> **How to complete this task**
Go over the records and copy every line with the string "JSON".

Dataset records
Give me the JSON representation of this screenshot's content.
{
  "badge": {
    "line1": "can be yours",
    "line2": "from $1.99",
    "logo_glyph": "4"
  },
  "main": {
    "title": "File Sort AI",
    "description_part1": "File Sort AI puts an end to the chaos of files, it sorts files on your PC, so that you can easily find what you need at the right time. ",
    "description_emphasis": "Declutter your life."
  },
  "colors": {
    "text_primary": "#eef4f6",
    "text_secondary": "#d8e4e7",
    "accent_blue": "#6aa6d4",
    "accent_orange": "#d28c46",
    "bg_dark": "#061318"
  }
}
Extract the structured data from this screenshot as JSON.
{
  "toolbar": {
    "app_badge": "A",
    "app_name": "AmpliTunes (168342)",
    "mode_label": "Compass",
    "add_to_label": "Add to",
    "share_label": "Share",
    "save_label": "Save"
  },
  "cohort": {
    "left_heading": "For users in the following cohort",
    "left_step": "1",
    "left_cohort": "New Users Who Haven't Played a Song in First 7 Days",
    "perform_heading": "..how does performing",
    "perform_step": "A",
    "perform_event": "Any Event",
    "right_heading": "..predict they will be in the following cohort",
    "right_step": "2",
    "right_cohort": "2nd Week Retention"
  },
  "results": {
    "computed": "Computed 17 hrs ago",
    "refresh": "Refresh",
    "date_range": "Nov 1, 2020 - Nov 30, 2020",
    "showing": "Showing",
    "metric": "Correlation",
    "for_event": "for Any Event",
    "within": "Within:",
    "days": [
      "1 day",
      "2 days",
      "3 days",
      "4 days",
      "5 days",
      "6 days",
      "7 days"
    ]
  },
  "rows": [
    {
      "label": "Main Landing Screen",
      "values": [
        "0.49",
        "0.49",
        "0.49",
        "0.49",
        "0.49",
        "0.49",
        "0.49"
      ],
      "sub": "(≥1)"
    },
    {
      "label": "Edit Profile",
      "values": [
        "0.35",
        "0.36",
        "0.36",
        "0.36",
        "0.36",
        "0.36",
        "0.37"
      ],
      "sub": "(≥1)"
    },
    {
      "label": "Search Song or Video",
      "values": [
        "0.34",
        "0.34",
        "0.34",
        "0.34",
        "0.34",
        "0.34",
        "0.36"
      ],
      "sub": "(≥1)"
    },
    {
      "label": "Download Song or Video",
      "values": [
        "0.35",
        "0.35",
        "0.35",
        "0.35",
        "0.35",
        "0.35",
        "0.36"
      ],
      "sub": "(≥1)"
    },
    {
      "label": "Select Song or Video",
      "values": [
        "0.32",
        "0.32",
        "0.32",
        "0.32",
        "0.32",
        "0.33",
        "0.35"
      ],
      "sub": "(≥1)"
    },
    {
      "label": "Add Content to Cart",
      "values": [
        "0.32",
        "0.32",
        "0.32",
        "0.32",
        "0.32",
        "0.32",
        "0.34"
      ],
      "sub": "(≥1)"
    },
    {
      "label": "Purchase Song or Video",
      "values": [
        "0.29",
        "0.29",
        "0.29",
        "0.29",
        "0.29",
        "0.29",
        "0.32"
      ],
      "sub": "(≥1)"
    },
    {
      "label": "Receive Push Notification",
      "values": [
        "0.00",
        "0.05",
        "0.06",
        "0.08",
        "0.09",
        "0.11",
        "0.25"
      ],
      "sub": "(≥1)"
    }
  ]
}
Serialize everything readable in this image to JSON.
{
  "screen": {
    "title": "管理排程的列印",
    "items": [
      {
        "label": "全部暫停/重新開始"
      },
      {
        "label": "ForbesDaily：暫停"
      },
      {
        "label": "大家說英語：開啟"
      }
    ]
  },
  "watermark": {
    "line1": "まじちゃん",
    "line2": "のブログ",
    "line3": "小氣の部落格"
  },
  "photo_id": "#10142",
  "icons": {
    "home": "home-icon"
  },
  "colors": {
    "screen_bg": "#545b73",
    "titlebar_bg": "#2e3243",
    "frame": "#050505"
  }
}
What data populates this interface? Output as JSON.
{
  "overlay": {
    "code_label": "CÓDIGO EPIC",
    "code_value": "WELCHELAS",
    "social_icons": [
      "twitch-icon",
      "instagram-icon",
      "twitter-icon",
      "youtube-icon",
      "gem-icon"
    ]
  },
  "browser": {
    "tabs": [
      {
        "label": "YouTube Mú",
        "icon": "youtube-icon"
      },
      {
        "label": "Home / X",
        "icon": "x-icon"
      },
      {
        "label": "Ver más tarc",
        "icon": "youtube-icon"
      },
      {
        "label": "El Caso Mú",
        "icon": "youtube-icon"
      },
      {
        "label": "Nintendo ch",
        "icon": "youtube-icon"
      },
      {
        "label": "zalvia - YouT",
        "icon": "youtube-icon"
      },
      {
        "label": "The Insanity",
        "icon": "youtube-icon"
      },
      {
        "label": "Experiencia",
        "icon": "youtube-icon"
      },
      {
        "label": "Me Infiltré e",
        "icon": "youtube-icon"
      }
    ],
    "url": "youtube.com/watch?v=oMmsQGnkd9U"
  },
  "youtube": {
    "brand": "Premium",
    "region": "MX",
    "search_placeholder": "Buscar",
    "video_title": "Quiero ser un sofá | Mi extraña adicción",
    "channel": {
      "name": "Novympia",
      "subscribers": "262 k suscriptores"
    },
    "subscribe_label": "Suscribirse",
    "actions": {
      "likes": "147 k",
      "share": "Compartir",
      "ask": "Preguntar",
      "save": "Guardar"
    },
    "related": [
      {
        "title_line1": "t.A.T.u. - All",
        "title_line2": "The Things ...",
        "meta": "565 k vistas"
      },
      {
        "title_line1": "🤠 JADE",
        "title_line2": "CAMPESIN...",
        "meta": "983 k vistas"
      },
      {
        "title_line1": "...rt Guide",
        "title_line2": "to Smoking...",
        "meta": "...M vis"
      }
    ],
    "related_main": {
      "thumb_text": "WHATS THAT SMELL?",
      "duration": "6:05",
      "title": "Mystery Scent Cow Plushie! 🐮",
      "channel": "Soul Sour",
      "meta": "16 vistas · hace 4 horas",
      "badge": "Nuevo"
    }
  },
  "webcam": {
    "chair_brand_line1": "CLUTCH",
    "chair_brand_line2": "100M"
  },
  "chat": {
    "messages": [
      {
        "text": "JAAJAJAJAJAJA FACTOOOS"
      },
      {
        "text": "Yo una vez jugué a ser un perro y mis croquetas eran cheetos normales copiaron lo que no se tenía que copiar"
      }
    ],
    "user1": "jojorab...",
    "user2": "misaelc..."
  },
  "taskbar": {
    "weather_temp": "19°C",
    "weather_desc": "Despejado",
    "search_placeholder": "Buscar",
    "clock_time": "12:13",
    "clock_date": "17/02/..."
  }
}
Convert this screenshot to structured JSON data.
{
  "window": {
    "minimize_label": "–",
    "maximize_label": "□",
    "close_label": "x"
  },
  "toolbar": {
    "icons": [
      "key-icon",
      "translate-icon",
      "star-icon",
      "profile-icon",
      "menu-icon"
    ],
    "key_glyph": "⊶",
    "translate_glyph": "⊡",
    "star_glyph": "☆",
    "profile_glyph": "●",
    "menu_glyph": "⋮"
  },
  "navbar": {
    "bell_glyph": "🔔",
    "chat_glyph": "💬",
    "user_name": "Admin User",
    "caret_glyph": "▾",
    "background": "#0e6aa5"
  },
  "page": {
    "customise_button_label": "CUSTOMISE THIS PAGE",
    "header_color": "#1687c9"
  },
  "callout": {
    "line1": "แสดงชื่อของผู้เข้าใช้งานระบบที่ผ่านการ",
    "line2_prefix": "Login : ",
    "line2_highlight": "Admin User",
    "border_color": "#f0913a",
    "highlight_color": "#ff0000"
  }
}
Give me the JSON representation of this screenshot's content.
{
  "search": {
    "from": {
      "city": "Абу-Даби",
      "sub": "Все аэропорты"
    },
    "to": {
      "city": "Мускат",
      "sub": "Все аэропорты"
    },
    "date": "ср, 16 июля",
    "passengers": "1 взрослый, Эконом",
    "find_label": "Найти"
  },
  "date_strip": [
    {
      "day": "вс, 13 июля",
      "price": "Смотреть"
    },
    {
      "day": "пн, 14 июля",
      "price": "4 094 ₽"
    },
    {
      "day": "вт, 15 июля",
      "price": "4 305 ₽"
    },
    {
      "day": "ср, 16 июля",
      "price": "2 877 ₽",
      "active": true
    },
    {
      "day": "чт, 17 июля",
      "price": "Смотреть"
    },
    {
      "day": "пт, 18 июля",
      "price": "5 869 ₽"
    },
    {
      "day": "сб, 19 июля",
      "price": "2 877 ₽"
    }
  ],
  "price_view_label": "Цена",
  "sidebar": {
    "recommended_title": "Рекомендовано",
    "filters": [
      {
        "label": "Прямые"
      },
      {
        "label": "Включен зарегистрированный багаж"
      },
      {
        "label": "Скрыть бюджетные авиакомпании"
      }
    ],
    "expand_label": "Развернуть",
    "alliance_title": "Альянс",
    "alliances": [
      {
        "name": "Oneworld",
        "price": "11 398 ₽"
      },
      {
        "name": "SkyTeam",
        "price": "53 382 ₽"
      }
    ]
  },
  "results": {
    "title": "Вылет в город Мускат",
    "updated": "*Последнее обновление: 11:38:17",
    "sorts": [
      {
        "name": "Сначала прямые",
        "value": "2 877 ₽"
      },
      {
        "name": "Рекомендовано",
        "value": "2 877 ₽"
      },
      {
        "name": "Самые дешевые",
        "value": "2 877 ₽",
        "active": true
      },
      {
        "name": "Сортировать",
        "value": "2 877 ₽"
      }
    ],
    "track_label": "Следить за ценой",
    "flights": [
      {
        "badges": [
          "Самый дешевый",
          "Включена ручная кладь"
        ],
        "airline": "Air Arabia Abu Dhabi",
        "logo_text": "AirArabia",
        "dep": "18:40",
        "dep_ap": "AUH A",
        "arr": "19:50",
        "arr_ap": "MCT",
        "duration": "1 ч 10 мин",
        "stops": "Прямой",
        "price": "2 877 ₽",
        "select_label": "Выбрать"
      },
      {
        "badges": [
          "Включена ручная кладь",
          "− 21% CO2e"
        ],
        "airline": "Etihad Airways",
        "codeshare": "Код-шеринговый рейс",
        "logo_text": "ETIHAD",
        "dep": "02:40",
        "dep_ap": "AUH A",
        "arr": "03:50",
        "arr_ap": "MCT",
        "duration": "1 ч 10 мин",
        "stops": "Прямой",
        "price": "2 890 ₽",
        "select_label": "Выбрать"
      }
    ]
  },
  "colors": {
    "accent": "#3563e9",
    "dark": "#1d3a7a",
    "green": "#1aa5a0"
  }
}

> **Response to this task**
Give me the JSON representation of this screenshot's content.
Extract the structured data from this screenshot as JSON.
Serialize everything readable in this image to JSON.
What data populates this interface? Output as JSON.
Convert this screenshot to structured JSON data.
Give me the JSON representation of this screenshot's content.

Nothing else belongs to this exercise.